DIRECTIONS FOR THIS TASK> Could you print each of the records below exactly?

Element data from apps and pages
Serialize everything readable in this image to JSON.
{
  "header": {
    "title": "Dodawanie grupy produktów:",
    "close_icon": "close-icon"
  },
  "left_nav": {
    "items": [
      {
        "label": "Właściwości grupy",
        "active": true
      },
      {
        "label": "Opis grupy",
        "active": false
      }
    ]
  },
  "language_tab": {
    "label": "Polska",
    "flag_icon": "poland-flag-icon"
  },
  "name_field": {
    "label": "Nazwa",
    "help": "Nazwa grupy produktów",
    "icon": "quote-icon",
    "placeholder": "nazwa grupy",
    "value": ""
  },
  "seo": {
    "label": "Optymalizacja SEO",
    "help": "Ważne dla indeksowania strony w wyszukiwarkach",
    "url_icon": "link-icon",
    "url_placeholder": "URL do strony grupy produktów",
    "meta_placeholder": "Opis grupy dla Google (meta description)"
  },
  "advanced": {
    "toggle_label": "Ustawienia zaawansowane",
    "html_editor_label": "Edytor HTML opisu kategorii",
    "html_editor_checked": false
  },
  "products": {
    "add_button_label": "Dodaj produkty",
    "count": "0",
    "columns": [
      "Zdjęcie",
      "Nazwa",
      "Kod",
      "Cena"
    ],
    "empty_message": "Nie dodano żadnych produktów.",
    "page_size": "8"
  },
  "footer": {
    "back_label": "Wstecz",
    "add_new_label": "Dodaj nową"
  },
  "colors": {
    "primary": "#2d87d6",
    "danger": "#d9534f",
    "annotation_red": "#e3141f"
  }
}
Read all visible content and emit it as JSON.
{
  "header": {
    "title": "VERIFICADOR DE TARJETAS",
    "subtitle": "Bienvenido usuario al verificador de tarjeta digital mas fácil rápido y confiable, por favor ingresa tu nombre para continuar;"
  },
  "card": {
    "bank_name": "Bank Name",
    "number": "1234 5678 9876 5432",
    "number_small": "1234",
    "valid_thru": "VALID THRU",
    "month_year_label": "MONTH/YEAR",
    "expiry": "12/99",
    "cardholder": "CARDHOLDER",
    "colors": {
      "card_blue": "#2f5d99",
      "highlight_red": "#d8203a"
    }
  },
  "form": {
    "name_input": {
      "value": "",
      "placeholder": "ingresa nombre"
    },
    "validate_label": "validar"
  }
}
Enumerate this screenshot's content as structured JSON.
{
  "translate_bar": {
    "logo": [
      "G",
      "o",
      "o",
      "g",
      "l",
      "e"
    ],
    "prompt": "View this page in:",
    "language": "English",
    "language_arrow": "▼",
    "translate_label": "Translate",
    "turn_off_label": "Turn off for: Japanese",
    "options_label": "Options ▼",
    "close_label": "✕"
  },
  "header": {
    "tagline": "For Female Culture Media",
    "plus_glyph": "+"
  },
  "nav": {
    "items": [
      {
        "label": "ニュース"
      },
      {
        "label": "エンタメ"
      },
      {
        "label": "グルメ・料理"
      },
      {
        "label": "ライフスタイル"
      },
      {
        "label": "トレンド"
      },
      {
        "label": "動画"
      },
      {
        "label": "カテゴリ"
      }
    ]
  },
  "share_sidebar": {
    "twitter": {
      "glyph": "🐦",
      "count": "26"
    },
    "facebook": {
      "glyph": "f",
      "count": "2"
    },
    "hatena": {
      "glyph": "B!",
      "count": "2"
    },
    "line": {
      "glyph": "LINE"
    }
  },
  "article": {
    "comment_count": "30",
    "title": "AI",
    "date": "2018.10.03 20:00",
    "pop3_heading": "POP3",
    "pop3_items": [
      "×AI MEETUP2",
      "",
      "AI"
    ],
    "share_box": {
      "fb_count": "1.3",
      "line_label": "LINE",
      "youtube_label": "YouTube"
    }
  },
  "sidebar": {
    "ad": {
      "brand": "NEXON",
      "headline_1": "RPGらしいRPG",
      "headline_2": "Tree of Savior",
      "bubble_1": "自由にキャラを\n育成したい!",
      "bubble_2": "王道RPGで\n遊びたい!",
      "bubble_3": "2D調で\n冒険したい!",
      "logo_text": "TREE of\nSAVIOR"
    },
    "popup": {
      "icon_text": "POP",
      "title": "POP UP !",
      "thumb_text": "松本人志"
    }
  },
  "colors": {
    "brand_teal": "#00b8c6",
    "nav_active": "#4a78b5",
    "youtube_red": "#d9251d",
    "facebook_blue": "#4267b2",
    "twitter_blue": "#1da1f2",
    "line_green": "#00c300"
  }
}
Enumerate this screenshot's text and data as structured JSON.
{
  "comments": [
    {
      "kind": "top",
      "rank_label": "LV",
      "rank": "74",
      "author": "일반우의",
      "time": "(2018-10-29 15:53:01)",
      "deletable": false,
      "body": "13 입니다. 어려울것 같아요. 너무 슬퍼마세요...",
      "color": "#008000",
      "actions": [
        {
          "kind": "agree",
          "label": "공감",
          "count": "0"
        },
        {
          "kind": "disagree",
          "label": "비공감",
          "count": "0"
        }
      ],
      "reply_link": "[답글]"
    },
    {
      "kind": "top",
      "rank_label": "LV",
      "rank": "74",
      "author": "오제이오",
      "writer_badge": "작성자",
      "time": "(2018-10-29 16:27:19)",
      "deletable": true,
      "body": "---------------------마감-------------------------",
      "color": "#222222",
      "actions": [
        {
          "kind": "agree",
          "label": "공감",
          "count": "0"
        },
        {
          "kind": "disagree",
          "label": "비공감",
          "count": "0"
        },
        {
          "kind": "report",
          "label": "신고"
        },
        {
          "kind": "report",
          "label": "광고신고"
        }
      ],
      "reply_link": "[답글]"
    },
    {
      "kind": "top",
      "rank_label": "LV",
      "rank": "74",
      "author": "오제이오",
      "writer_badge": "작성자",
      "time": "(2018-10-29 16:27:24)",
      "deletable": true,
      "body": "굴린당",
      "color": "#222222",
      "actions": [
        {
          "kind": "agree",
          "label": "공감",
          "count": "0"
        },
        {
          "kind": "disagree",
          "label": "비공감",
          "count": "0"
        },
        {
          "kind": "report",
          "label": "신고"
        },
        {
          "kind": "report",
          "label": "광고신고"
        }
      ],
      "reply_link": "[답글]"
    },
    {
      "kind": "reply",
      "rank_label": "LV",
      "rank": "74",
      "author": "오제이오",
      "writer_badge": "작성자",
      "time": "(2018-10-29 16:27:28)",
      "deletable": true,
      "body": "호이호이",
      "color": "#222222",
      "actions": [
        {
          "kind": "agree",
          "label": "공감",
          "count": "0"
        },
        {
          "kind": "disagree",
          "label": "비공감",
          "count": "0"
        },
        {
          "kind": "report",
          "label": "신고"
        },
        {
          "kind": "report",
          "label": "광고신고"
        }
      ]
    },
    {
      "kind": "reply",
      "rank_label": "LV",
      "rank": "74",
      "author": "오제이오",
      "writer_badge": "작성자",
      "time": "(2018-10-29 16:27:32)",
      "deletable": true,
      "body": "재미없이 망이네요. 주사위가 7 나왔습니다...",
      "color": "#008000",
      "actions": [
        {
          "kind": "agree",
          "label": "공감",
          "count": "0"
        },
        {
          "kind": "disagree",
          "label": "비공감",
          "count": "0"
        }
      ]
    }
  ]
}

COMPLETED EXERCISE>
Serialize everything readable in this image to JSON.
{
  "header": {
    "title": "Dodawanie grupy produktów:",
    "close_icon": "close-icon"
  },
  "left_nav": {
    "items": [
      {
        "label": "Właściwości grupy",
        "active": true
      },
      {
        "label": "Opis grupy",
        "active": false
      }
    ]
  },
  "language_tab": {
    "label": "Polska",
    "flag_icon": "poland-flag-icon"
  },
  "name_field": {
    "label": "Nazwa",
    "help": "Nazwa grupy produktów",
    "icon": "quote-icon",
    "placeholder": "nazwa grupy",
    "value": ""
  },
  "seo": {
    "label": "Optymalizacja SEO",
    "help": "Ważne dla indeksowania strony w wyszukiwarkach",
    "url_icon": "link-icon",
    "url_placeholder": "URL do strony grupy produktów",
    "meta_placeholder": "Opis grupy dla Google (meta description)"
  },
  "advanced": {
    "toggle_label": "Ustawienia zaawansowane",
    "html_editor_label": "Edytor HTML opisu kategorii",
    "html_editor_checked": false
  },
  "products": {
    "add_button_label": "Dodaj produkty",
    "count": "0",
    "columns": [
      "Zdjęcie",
      "Nazwa",
      "Kod",
      "Cena"
    ],
    "empty_message": "Nie dodano żadnych produktów.",
    "page_size": "8"
  },
  "footer": {
    "back_label": "Wstecz",
    "add_new_label": "Dodaj nową"
  },
  "colors": {
    "primary": "#2d87d6",
    "danger": "#d9534f",
    "annotation_red": "#e3141f"
  }
}
Read all visible content and emit it as JSON.
{
  "header": {
    "title": "VERIFICADOR DE TARJETAS",
    "subtitle": "Bienvenido usuario al verificador de tarjeta digital mas fácil rápido y confiable, por favor ingresa tu nombre para continuar;"
  },
  "card": {
    "bank_name": "Bank Name",
    "number": "1234 5678 9876 5432",
    "number_small": "1234",
    "valid_thru": "VALID THRU",
    "month_year_label": "MONTH/YEAR",
    "expiry": "12/99",
    "cardholder": "CARDHOLDER",
    "colors": {
      "card_blue": "#2f5d99",
      "highlight_red": "#d8203a"
    }
  },
  "form": {
    "name_input": {
      "value": "",
      "placeholder": "ingresa nombre"
    },
    "validate_label": "validar"
  }
}
Enumerate this screenshot's content as structured JSON.
{
  "translate_bar": {
    "logo": [
      "G",
      "o",
      "o",
      "g",
      "l",
      "e"
    ],
    "prompt": "View this page in:",
    "language": "English",
    "language_arrow": "▼",
    "translate_label": "Translate",
    "turn_off_label": "Turn off for: Japanese",
    "options_label": "Options ▼",
    "close_label": "✕"
  },
  "header": {
    "tagline": "For Female Culture Media",
    "plus_glyph": "+"
  },
  "nav": {
    "items": [
      {
        "label": "ニュース"
      },
      {
        "label": "エンタメ"
      },
      {
        "label": "グルメ・料理"
      },
      {
        "label": "ライフスタイル"
      },
      {
        "label": "トレンド"
      },
      {
        "label": "動画"
      },
      {
        "label": "カテゴリ"
      }
    ]
  },
  "share_sidebar": {
    "twitter": {
      "glyph": "🐦",
      "count": "26"
    },
    "facebook": {
      "glyph": "f",
      "count": "2"
    },
    "hatena": {
      "glyph": "B!",
      "count": "2"
    },
    "line": {
      "glyph": "LINE"
    }
  },
  "article": {
    "comment_count": "30",
    "title": "AI",
    "date": "2018.10.03 20:00",
    "pop3_heading": "POP3",
    "pop3_items": [
      "×AI MEETUP2",
      "",
      "AI"
    ],
    "share_box": {
      "fb_count": "1.3",
      "line_label": "LINE",
      "youtube_label": "YouTube"
    }
  },
  "sidebar": {
    "ad": {
      "brand": "NEXON",
      "headline_1": "RPGらしいRPG",
      "headline_2": "Tree of Savior",
      "bubble_1": "自由にキャラを\n育成したい!",
      "bubble_2": "王道RPGで\n遊びたい!",
      "bubble_3": "2D調で\n冒険したい!",
      "logo_text": "TREE of\nSAVIOR"
    },
    "popup": {
      "icon_text": "POP",
      "title": "POP UP !",
      "thumb_text": "松本人志"
    }
  },
  "colors": {
    "brand_teal": "#00b8c6",
    "nav_active": "#4a78b5",
    "youtube_red": "#d9251d",
    "facebook_blue": "#4267b2",
    "twitter_blue": "#1da1f2",
    "line_green": "#00c300"
  }
}
Enumerate this screenshot's text and data as structured JSON.
{
  "comments": [
    {
      "kind": "top",
      "rank_label": "LV",
      "rank": "74",
      "author": "일반우의",
      "time": "(2018-10-29 15:53:01)",
      "deletable": false,
      "body": "13 입니다. 어려울것 같아요. 너무 슬퍼마세요...",
      "color": "#008000",
      "actions": [
        {
          "kind": "agree",
          "label": "공감",
          "count": "0"
        },
        {
          "kind": "disagree",
          "label": "비공감",
          "count": "0"
        }
      ],
      "reply_link": "[답글]"
    },
    {
      "kind": "top",
      "rank_label": "LV",
      "rank": "74",
      "author": "오제이오",
      "writer_badge": "작성자",
      "time": "(2018-10-29 16:27:19)",
      "deletable": true,
      "body": "---------------------마감-------------------------",
      "color": "#222222",
      "actions": [
        {
          "kind": "agree",
          "label": "공감",
          "count": "0"
        },
        {
          "kind": "disagree",
          "label": "비공감",
          "count": "0"
        },
        {
          "kind": "report",
          "label": "신고"
        },
        {
          "kind": "report",
          "label": "광고신고"
        }
      ],
      "reply_link": "[답글]"
    },
    {
      "kind": "top",
      "rank_label": "LV",
      "rank": "74",
      "author": "오제이오",
      "writer_badge": "작성자",
      "time": "(2018-10-29 16:27:24)",
      "deletable": true,
      "body": "굴린당",
      "color": "#222222",
      "actions": [
        {
          "kind": "agree",
          "label": "공감",
          "count": "0"
        },
        {
          "kind": "disagree",
          "label": "비공감",
          "count": "0"
        },
        {
          "kind": "report",
          "label": "신고"
        },
        {
          "kind": "report",
          "label": "광고신고"
        }
      ],
      "reply_link": "[답글]"
    },
    {
      "kind": "reply",
      "rank_label": "LV",
      "rank": "74",
      "author": "오제이오",
      "writer_badge": "작성자",
      "time": "(2018-10-29 16:27:28)",
      "deletable": true,
      "body": "호이호이",
      "color": "#222222",
      "actions": [
        {
          "kind": "agree",
          "label": "공감",
          "count": "0"
        },
        {
          "kind": "disagree",
          "label": "비공감",
          "count": "0"
        },
        {
          "kind": "report",
          "label": "신고"
        },
        {
          "kind": "report",
          "label": "광고신고"
        }
      ]
    },
    {
      "kind": "reply",
      "rank_label": "LV",
      "rank": "74",
      "author": "오제이오",
      "writer_badge": "작성자",
      "time": "(2018-10-29 16:27:32)",
      "deletable": true,
      "body": "재미없이 망이네요. 주사위가 7 나왔습니다...",
      "color": "#008000",
      "actions": [
        {
          "kind": "agree",
          "label": "공감",
          "count": "0"
        },
        {
          "kind": "disagree",
          "label": "비공감",
          "count": "0"
        }
      ]
    }
  ]
}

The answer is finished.